NASHVILLE, Tenn. — Outside the courtroom, James F. Neal had an amiable, backslapping way with friends and foes alike. Inside the chamber, the face of one of America's greatest trial lawyers often became fixed in a steely gaze.
The attorney who regularly grabbed national headlines — whether prosecuting Jimmy Hoffa or key Watergate figures, or defending Elvis Presley's doctor or the Exxon Corp. after the Alaska oil spill — died Thursday night in Nashville. He was 81.
In the words of Fred Thompson, already a lawyer in real life before he became one on TV, "Jim Neal was the greatest trial lawyer of his time."
For former Vice President Al Gore, Neal was a "brilliant attorney" and close friend. "As a prosecutor, he served our nation with brilliance and dedication at a time when his skill was greatly needed by the American people," Gore said in a statement.
And prosecute, by all accounts, was something Neal did well.
The government had tried four times to convict the Teamsters president Hoffa before Neal got it done in 1964 in a jury-tampering case. As a special prosecutor, Neal later put Watergate conspirators John Mitchell, Robert Haldeman and John Erlichman behind bars in the twilight of the Richard Nixon presidency.
And not only prosecute.
In private practice, Neal successfully defended Ford Motor Co. against reckless homicide charges in Indiana after the gas tank of a 1973 Ford Pinto exploded, killing the car's driver.

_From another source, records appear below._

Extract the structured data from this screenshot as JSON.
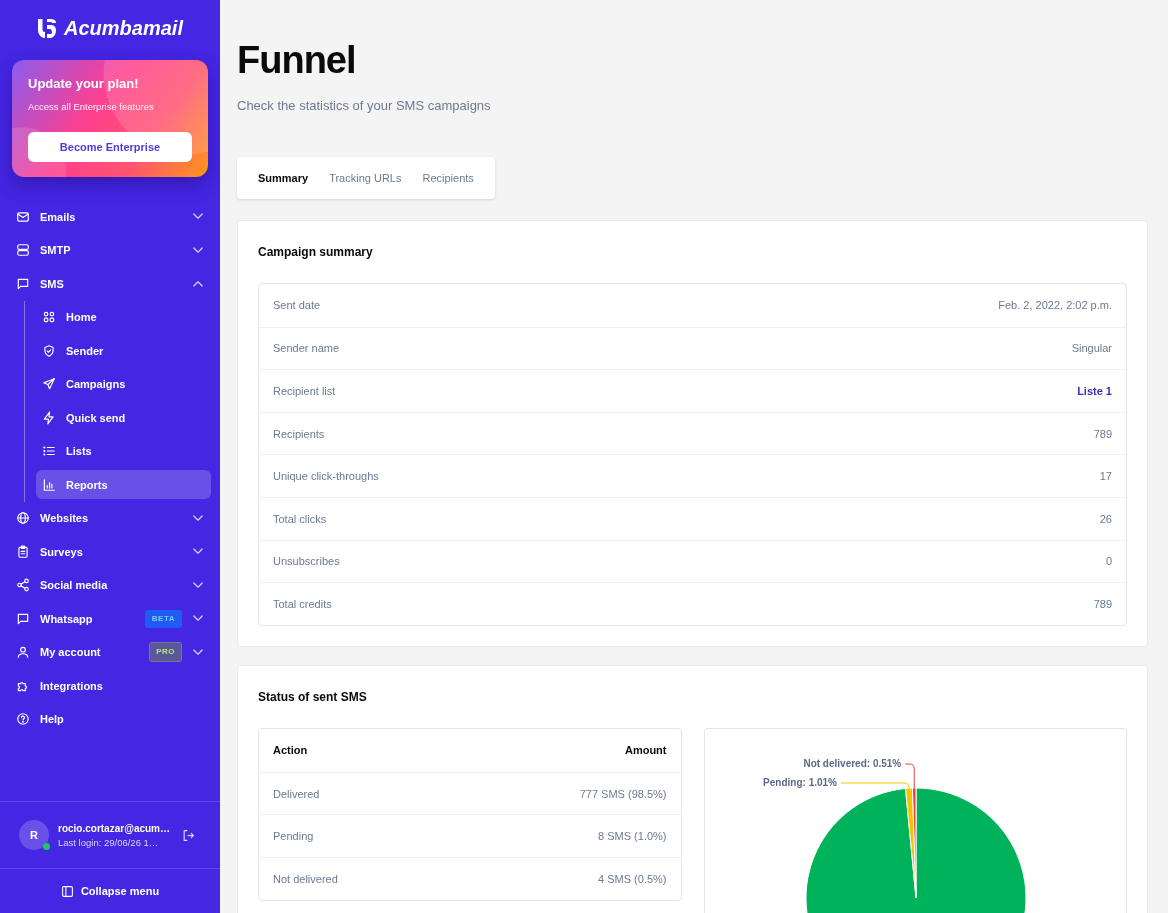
{
  "sidebar": {
    "logo": "Acumbamail",
    "promo": {
      "title": "Update your plan!",
      "text": "Access all Enterprise features",
      "button": "Become Enterprise"
    },
    "items": [
      {
        "label": "Emails",
        "kind": "menu",
        "expanded": false,
        "selected": false
      },
      {
        "label": "SMTP",
        "kind": "menu",
        "expanded": false,
        "selected": false
      },
      {
        "label": "SMS",
        "kind": "menu",
        "expanded": true,
        "selected": false,
        "children": [
          {
            "label": "Home",
            "selected": false
          },
          {
            "label": "Sender",
            "selected": false
          },
          {
            "label": "Campaigns",
            "selected": false
          },
          {
            "label": "Quick send",
            "selected": false
          },
          {
            "label": "Lists",
            "selected": false
          },
          {
            "label": "Reports",
            "selected": true
          }
        ]
      },
      {
        "label": "Websites",
        "kind": "menu",
        "expanded": false,
        "selected": false
      },
      {
        "label": "Surveys",
        "kind": "menu",
        "expanded": false,
        "selected": false
      },
      {
        "label": "Social media",
        "kind": "menu",
        "expanded": false,
        "selected": false
      },
      {
        "label": "Whatsapp",
        "kind": "menu",
        "expanded": false,
        "selected": false,
        "badge": {
          "text": "BETA",
          "kind": "beta"
        }
      },
      {
        "label": "My account",
        "kind": "menu",
        "expanded": false,
        "selected": false,
        "badge": {
          "text": "PRO",
          "kind": "pro"
        }
      },
      {
        "label": "Integrations",
        "kind": "link",
        "selected": false
      },
      {
        "label": "Help",
        "kind": "link",
        "selected": false
      }
    ],
    "user": {
      "initial": "R",
      "online": true,
      "email": "rocio.cortazar@acum…",
      "last_login": "Last login: 29/06/26 1…"
    },
    "collapse": "Collapse menu"
  },
  "page": {
    "title": "Funnel",
    "subtitle": "Check the statistics of your SMS campaigns"
  },
  "tabs": [
    {
      "label": "Summary",
      "selected": true
    },
    {
      "label": "Tracking URLs",
      "selected": false
    },
    {
      "label": "Recipients",
      "selected": false
    }
  ],
  "campaign_summary": {
    "title": "Campaign summary",
    "rows": [
      {
        "label": "Sent date",
        "value": "Feb. 2, 2022, 2:02 p.m.",
        "kind": "text"
      },
      {
        "label": "Sender name",
        "value": "Singular",
        "kind": "text"
      },
      {
        "label": "Recipient list",
        "value": "Liste 1",
        "kind": "link"
      },
      {
        "label": "Recipients",
        "value": "789",
        "kind": "text"
      },
      {
        "label": "Unique click-throughs",
        "value": "17",
        "kind": "text"
      },
      {
        "label": "Total clicks",
        "value": "26",
        "kind": "text"
      },
      {
        "label": "Unsubscribes",
        "value": "0",
        "kind": "text"
      },
      {
        "label": "Total credits",
        "value": "789",
        "kind": "text"
      }
    ]
  },
  "sms_status": {
    "title": "Status of sent SMS",
    "table": {
      "columns": [
        "Action",
        "Amount"
      ],
      "rows": [
        [
          "Delivered",
          "777 SMS (98.5%)"
        ],
        [
          "Pending",
          "8 SMS (1.0%)"
        ],
        [
          "Not delivered",
          "4 SMS (0.5%)"
        ]
      ]
    },
    "chart_data": {
      "type": "pie",
      "values": [
        98.48,
        1.01,
        0.51
      ],
      "colors": [
        "#00b259",
        "#f5c400",
        "#e5414b"
      ],
      "value_labels": [
        null,
        "Pending: 1.01%",
        "Not delivered: 0.51%"
      ]
    }
  }
}
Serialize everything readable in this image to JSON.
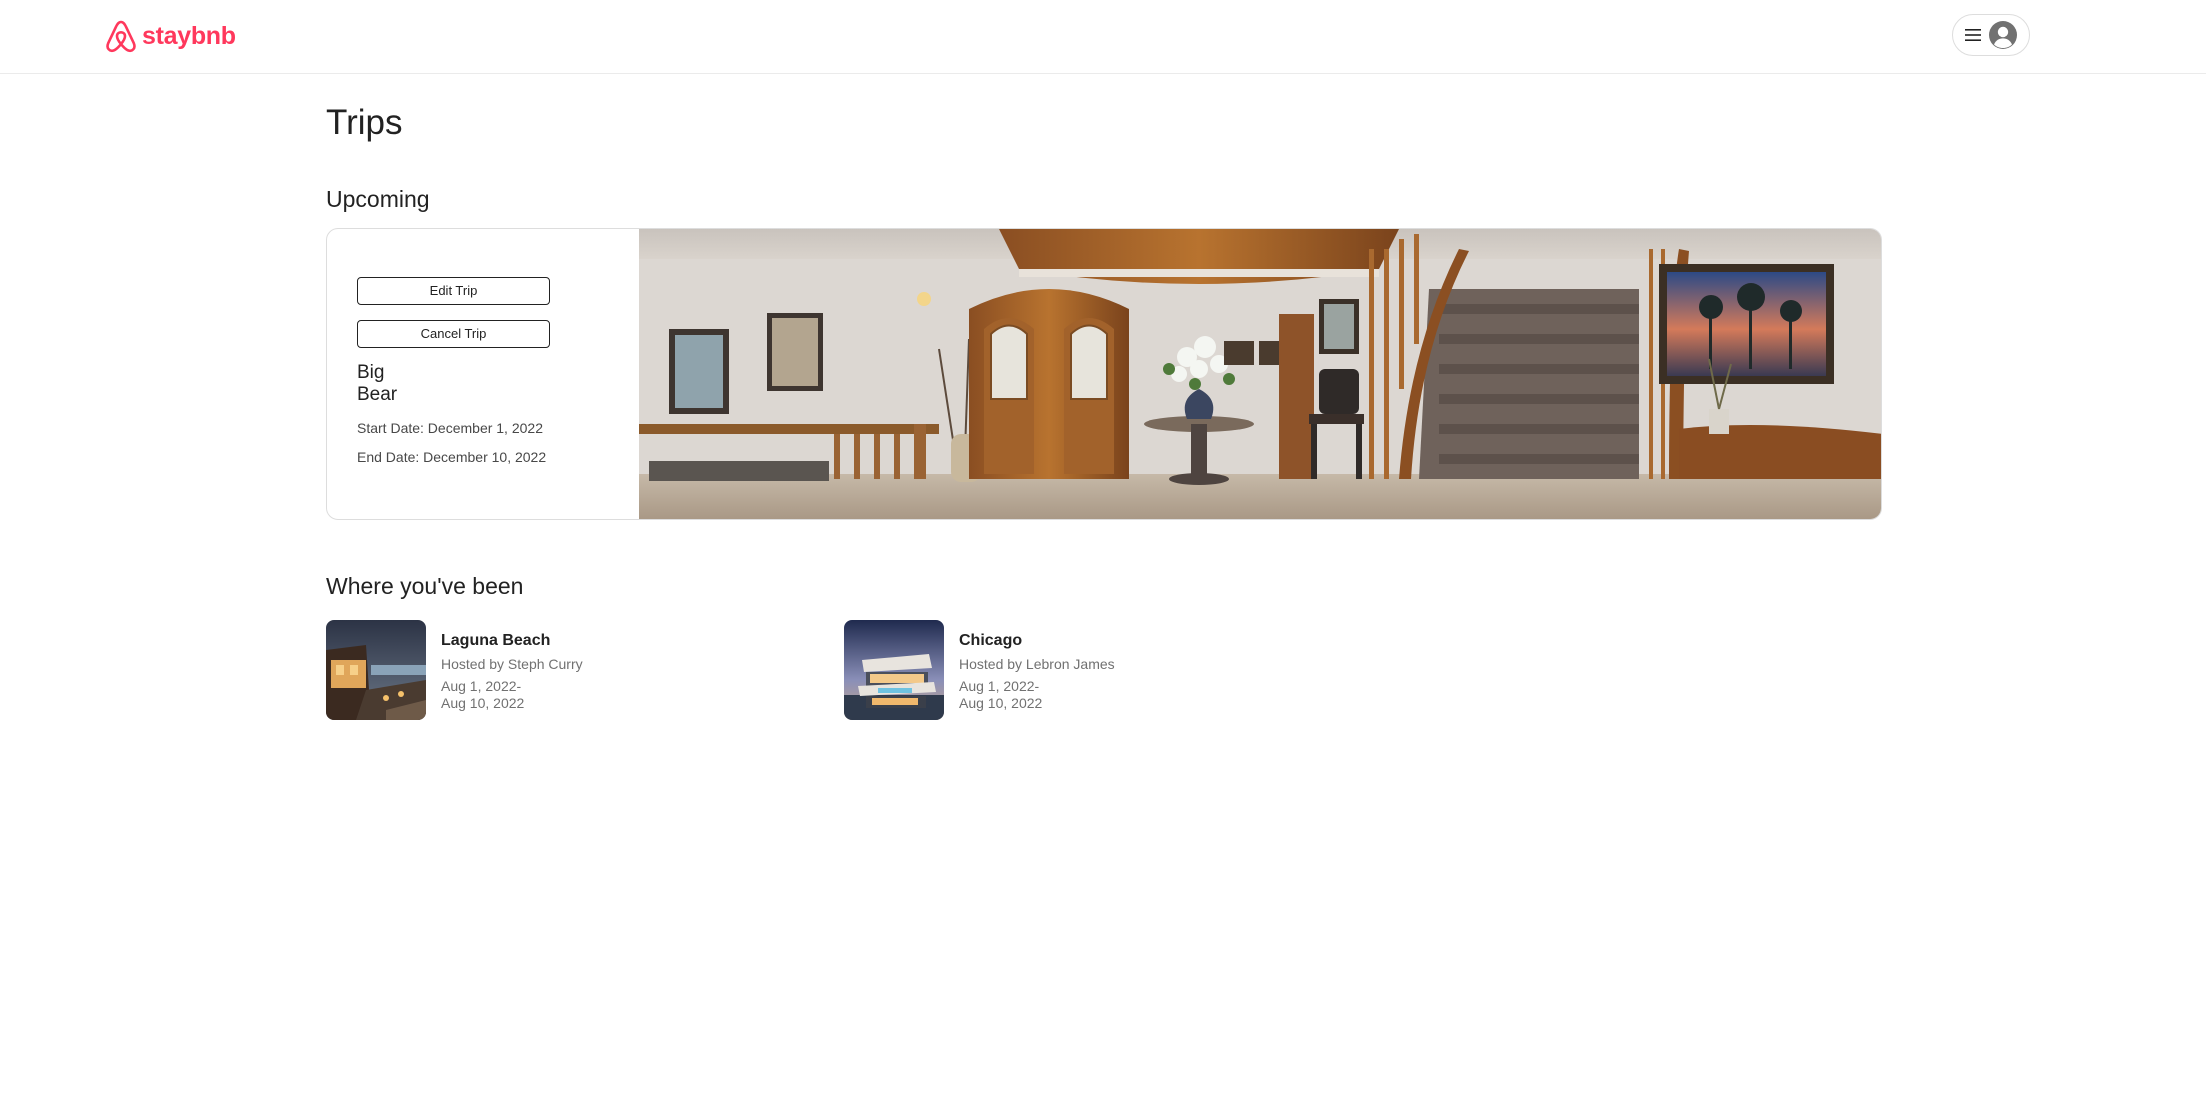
{
  "header": {
    "brand": "staybnb",
    "brand_color": "#ff385c",
    "logo_icon": "airbnb-logo-icon",
    "menu_icon": "hamburger-menu-icon",
    "avatar_icon": "user-avatar-icon"
  },
  "page": {
    "title": "Trips"
  },
  "upcoming": {
    "heading": "Upcoming",
    "trip": {
      "edit_label": "Edit Trip",
      "cancel_label": "Cancel Trip",
      "name": "Big Bear",
      "start_date": "Start Date: December 1, 2022",
      "end_date": "End Date: December 10, 2022",
      "photo": "Interior photo of entry hall with wooden staircase"
    }
  },
  "past": {
    "heading": "Where you've been",
    "trips": [
      {
        "title": "Laguna Beach",
        "host": "Hosted by Steph Curry",
        "dates_line1": "Aug 1, 2022-",
        "dates_line2": "Aug 10, 2022"
      },
      {
        "title": "Chicago",
        "host": "Hosted by Lebron James",
        "dates_line1": "Aug 1, 2022-",
        "dates_line2": "Aug 10, 2022"
      }
    ]
  }
}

In 1981, he successfully defended Dr. George Nichopoulos of Memphis against charges that he overprescribed drugs to the late crooner Presley.
Neal's rise to prominence began in 1964. As a special assistant to then-U.S. Attorney General Robert Kennedy, Neal succeeded in convicting Hoffa, sending him to prison.
In private practice, Neal developed a reputation for his dogged defense of clients facing a tide of adverse public opinion.
"If you got in serious in trouble, that's who you wanted," said George Barrett, a prominent civil rights attorney and classmate of Neal's in law school at Vanderbilt University.
After actor Vic Morrow and two others died in 1982 during filming of the movie "Twilight Zone," Neal successfully defended director John Landis in 1987 against charges of involuntary manslaughter.
No lawyer wins all his cases and neither did Neal.
He was hired in 1990 to represent the Exxon Corp., which was charged with polluting the Alaska shoreline with the Exxon Valdez oil tanker spill. The company settled for what was then a record $1 billion and pleaded guilty to four misdemeanors.
Neal, who grew up on a Tennessee farm, was a graduate of the University of Wyoming and Vanderbilt University School of Law in Nashville. He received his Master of Law degree from Georgetown University in Washington.
He was U.S. attorney for Middle Tennessee from 1964 to 1966. Neal then entered private practice and in 1973 was called to Washington to become chief trial lawyer for the Watergate special prosecutor's office.
In 1982, he was chief counsel to a special U.S. Senate committee that investigated the federal government's Abscam bribery allegations.
Neal was very animated, slapping people on the back and calling them "pal." In the courtroom he was intensely competitive, but he expressed a liking for many he met in court.
As he told The Associated Press in a 1981 interview, "Jurors are people. I like people. All kinds of people."